* [Exercise goal]
Please find every line in the entries below that contains the string "Oppgaver", and copy it.

(Saved data entries)
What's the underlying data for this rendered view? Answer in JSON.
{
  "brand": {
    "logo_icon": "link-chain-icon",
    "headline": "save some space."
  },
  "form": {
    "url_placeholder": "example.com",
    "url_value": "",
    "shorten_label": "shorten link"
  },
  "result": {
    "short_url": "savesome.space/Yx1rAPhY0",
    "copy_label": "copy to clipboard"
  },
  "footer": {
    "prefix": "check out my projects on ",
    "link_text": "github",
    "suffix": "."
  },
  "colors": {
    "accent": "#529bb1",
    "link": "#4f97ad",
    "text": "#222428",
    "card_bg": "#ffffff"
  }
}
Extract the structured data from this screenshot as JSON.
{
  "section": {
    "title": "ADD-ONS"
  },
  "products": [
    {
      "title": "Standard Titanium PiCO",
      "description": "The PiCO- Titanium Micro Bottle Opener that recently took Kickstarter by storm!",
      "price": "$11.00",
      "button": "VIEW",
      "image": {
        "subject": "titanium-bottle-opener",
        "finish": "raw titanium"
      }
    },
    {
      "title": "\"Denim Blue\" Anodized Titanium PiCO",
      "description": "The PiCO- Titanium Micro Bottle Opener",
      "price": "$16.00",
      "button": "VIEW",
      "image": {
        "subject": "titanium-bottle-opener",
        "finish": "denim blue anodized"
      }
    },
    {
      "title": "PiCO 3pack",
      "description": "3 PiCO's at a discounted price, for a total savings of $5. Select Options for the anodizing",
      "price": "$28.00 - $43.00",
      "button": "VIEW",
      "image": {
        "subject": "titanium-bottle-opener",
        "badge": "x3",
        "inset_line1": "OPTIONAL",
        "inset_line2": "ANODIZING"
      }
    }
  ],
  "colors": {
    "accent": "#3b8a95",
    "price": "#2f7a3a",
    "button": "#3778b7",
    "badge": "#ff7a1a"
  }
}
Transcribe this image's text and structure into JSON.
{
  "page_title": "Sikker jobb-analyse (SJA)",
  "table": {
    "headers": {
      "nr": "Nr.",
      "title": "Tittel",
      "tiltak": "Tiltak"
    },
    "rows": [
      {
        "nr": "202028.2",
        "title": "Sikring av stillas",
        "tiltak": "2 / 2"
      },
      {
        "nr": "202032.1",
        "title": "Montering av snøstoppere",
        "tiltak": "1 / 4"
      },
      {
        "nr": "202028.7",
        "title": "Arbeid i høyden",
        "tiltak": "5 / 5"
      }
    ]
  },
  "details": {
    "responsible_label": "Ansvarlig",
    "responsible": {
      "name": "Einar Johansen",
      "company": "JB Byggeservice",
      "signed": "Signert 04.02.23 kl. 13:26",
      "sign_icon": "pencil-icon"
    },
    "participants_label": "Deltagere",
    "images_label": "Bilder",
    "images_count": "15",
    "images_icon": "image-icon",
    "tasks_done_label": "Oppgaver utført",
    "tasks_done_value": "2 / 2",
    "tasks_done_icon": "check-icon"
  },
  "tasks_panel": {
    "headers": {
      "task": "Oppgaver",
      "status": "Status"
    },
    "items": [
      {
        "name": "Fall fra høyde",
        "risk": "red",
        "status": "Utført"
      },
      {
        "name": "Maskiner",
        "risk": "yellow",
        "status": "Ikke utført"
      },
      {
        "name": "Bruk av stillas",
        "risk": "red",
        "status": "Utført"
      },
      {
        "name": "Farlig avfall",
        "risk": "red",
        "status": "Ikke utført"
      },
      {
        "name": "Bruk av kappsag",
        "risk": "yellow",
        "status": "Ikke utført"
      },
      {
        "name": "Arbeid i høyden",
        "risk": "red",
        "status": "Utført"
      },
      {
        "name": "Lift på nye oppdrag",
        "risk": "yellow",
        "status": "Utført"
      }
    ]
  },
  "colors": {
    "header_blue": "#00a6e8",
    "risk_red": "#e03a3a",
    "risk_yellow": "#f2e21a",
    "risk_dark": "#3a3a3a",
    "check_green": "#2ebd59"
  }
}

* [Reply]
    "tasks_done_label": "Oppgaver utført",
      "task": "Oppgaver",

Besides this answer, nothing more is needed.